Romania is set to have 200 MW of solar PV capacity coming up under partnership between Italian renewable energy supplier Alerion Clean Power and Romanian PV company Project RO. The 2 have joined hands to co-develop this capacity in the form of several PV plants.
In a brief statement issued, Alerion said the first of these projects with a combined capacity of close to 33 MW are scheduled to come online and start producing solar power within H1/2021.
Under its 2021-2023 Business Plan approved by the company’s board earlier this month, Alerion aims to become one of the main operators of renewable energy sources in Europe with more than 3 TWh of clean power produced at the end of the selected period. From 835 MW installed renewable energy capacity at the end of 2020, it will target 1.544 GW by the end of 2023.
Over these 3 years, it will focus on expanding its asset portfolio as well as geographical footprint eyeing Italy, Spain, Romania and Bulgaria, with solar central to its plans.
In a related news, the Romanian state energy fund SAPE has reportedly agreed to acquire the operational 5 MW Darvari Solar Park in Prahova county taking it over from Foto Solar, according to a report on business news portal Profit.ro. The state plans to expand this project to 10 MW or higher. SAPE owns stakes in local Romanian subsidiaries of Enel that bring it dividends and other revenues.
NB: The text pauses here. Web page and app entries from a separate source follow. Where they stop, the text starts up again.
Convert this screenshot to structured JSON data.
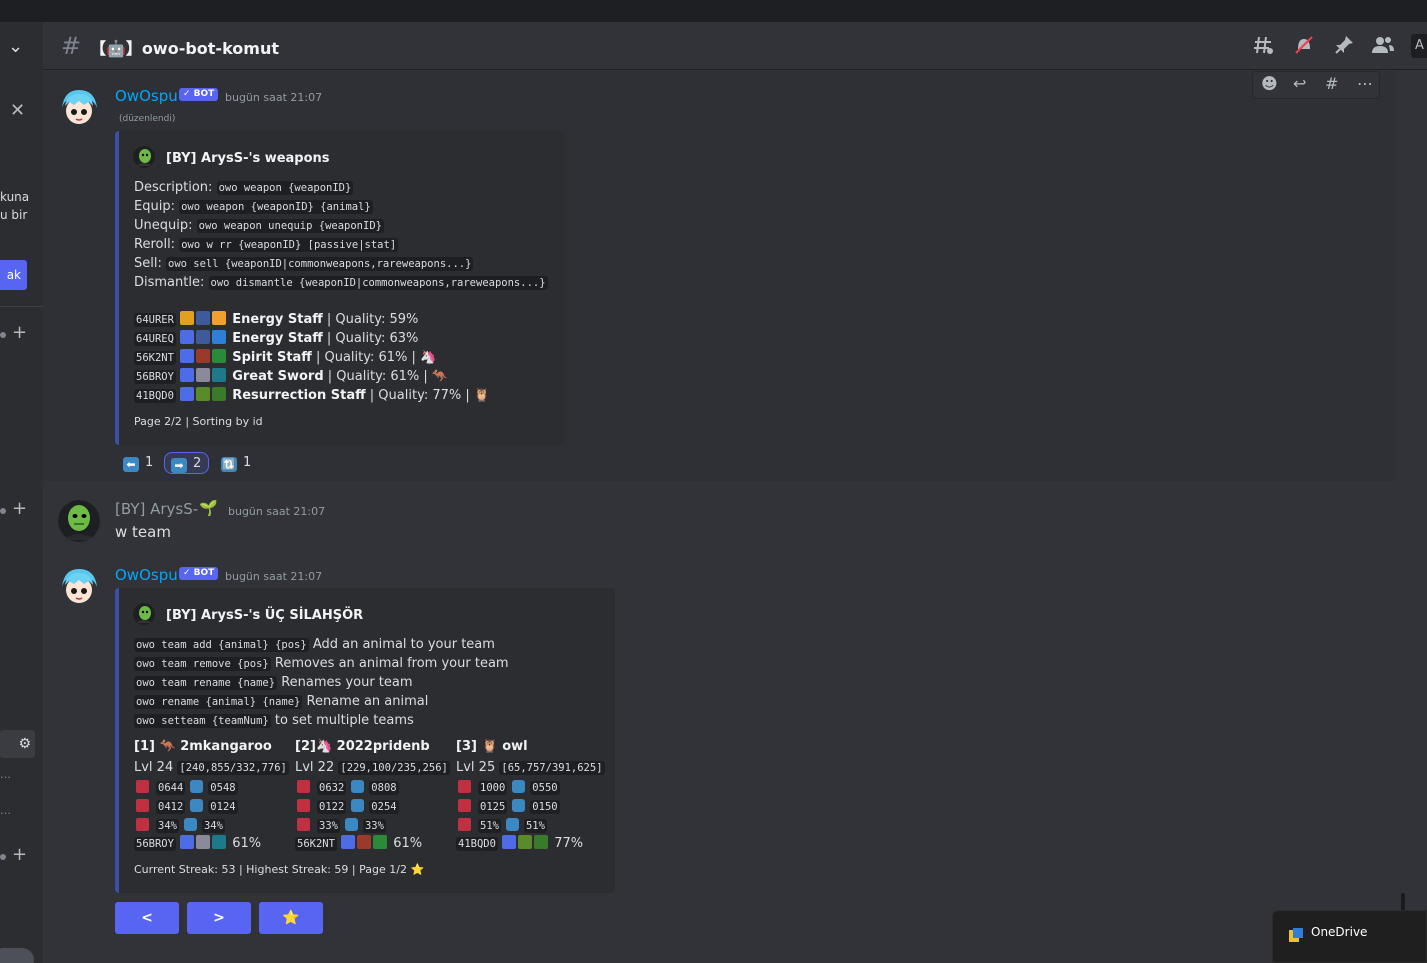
{
  "channel": {
    "name": "【🤖】owo-bot-komut"
  },
  "sidebar": {
    "line1": "kuna",
    "line2": "u bir",
    "button_label": "ak"
  },
  "search_label": "A",
  "messages": [
    {
      "author": "OwOspu",
      "bot_badge": "✓ BOT",
      "timestamp": "bugün saat 21:07",
      "edited": "(düzenlendi)",
      "embed": {
        "title": "[BY] ArysS-'s weapons",
        "commands": [
          {
            "label": "Description:",
            "code": "owo weapon {weaponID}"
          },
          {
            "label": "Equip:",
            "code": "owo weapon {weaponID} {animal}"
          },
          {
            "label": "Unequip:",
            "code": "owo weapon unequip {weaponID}"
          },
          {
            "label": "Reroll:",
            "code": "owo w rr {weaponID} [passive|stat]"
          },
          {
            "label": "Sell:",
            "code": "owo sell {weaponID|commonweapons,rareweapons...}"
          },
          {
            "label": "Dismantle:",
            "code": "owo dismantle {weaponID|commonweapons,rareweapons...}"
          }
        ],
        "weapons": [
          {
            "id": "64URER",
            "name": "Energy Staff",
            "quality": "| Quality: 59%",
            "owner": ""
          },
          {
            "id": "64UREQ",
            "name": "Energy Staff",
            "quality": "| Quality: 63%",
            "owner": ""
          },
          {
            "id": "56K2NT",
            "name": "Spirit Staff",
            "quality": "| Quality: 61% |",
            "owner": "🦄"
          },
          {
            "id": "56BROY",
            "name": "Great Sword",
            "quality": "| Quality: 61% |",
            "owner": "🦘"
          },
          {
            "id": "41BQD0",
            "name": "Resurrection Staff",
            "quality": "| Quality: 77% |",
            "owner": "🦉"
          }
        ],
        "footer": "Page 2/2 | Sorting by id"
      },
      "reactions": [
        {
          "emoji": "⬅",
          "count": "1"
        },
        {
          "emoji": "➡",
          "count": "2"
        },
        {
          "emoji": "🔃",
          "count": "1"
        }
      ]
    },
    {
      "author": "[BY] ArysS-",
      "author_emoji": "🌱",
      "timestamp": "bugün saat 21:07",
      "content": "w team"
    },
    {
      "author": "OwOspu",
      "bot_badge": "✓ BOT",
      "timestamp": "bugün saat 21:07",
      "embed": {
        "title": "[BY] ArysS-'s ÜÇ SİLAHŞÖR",
        "commands": [
          {
            "code": "owo team add {animal} {pos}",
            "text": "Add an animal to your team"
          },
          {
            "code": "owo team remove {pos}",
            "text": "Removes an animal from your team"
          },
          {
            "code": "owo team rename {name}",
            "text": "Renames your team"
          },
          {
            "code": "owo rename {animal} {name}",
            "text": "Rename an animal"
          },
          {
            "code": "owo setteam {teamNum}",
            "text": "to set multiple teams"
          }
        ],
        "team": [
          {
            "slot": "[1]",
            "emoji": "🦘",
            "name": "2mkangaroo",
            "lvl": "Lvl 24",
            "xp": "[240,855/332,776]",
            "hp": "0644",
            "wp": "0548",
            "att": "0412",
            "mag": "0124",
            "pr": "34%",
            "mr": "34%",
            "weapon_id": "56BROY",
            "weapon_q": "61%"
          },
          {
            "slot": "[2]",
            "emoji": "🦄",
            "name": "2022pridenb",
            "lvl": "Lvl 22",
            "xp": "[229,100/235,256]",
            "hp": "0632",
            "wp": "0808",
            "att": "0122",
            "mag": "0254",
            "pr": "33%",
            "mr": "33%",
            "weapon_id": "56K2NT",
            "weapon_q": "61%"
          },
          {
            "slot": "[3]",
            "emoji": "🦉",
            "name": "owl",
            "lvl": "Lvl 25",
            "xp": "[65,757/391,625]",
            "hp": "1000",
            "wp": "0550",
            "att": "0125",
            "mag": "0150",
            "pr": "51%",
            "mr": "51%",
            "weapon_id": "41BQD0",
            "weapon_q": "77%"
          }
        ],
        "footer": "Current Streak: 53 | Highest Streak: 59 | Page 1/2",
        "footer_icon": "⭐"
      },
      "buttons": {
        "prev": "<",
        "next": ">",
        "star": "⭐"
      }
    }
  ],
  "notification": {
    "app": "OneDrive"
  },
  "colors": {
    "bot_name": "#00a8fc",
    "bg": "#313338",
    "embed": "#2b2d31",
    "blurple": "#5865f2"
  }
}
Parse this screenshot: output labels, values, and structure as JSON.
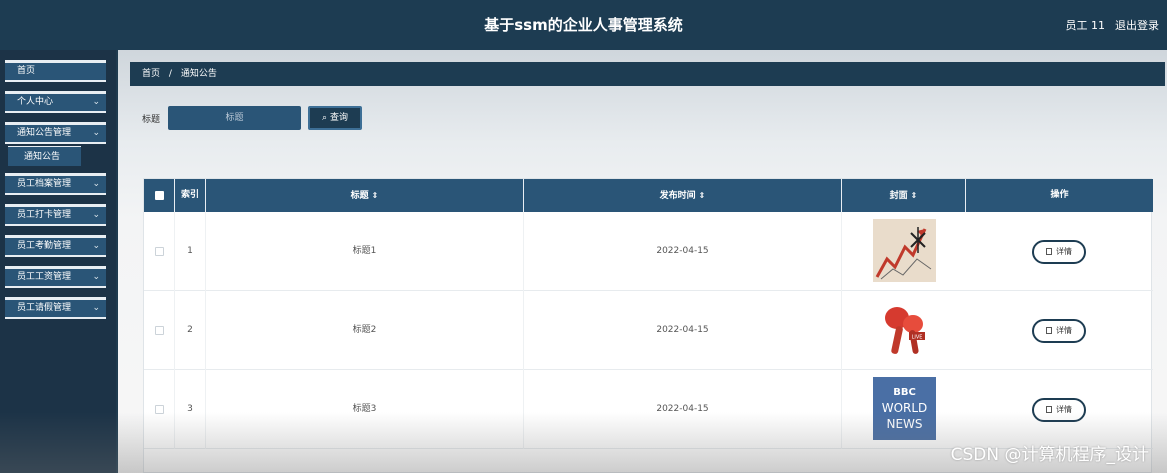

Takeover of the project from Foto Solar will complete on April 29, 2021.
According to the country’s National Energy and Climate Plan (NECP) for 2021-2030, Romania aims to expand its solar power installed capacity by 3.7 GW by 2030, growing from 1.4 GW in all installed till the end of 2020 as per the EU Market Outlook For Solar Power 2020-2024 released by the SolarPower Europe (SPE) in December 2020 (see SolarPower Europe Says EU Added 18.2 GW Solar In 2020).
It would take the country’s cumulative solar PV capacity till the end of 2030 to 5.1 GW, which SPE believes would not do justice to the potential this market offers. What it does praise is Romanian government’s prosumer support schemes which should again be more ambitious (see Romania: RON 252mn For Green PV Home Scheme).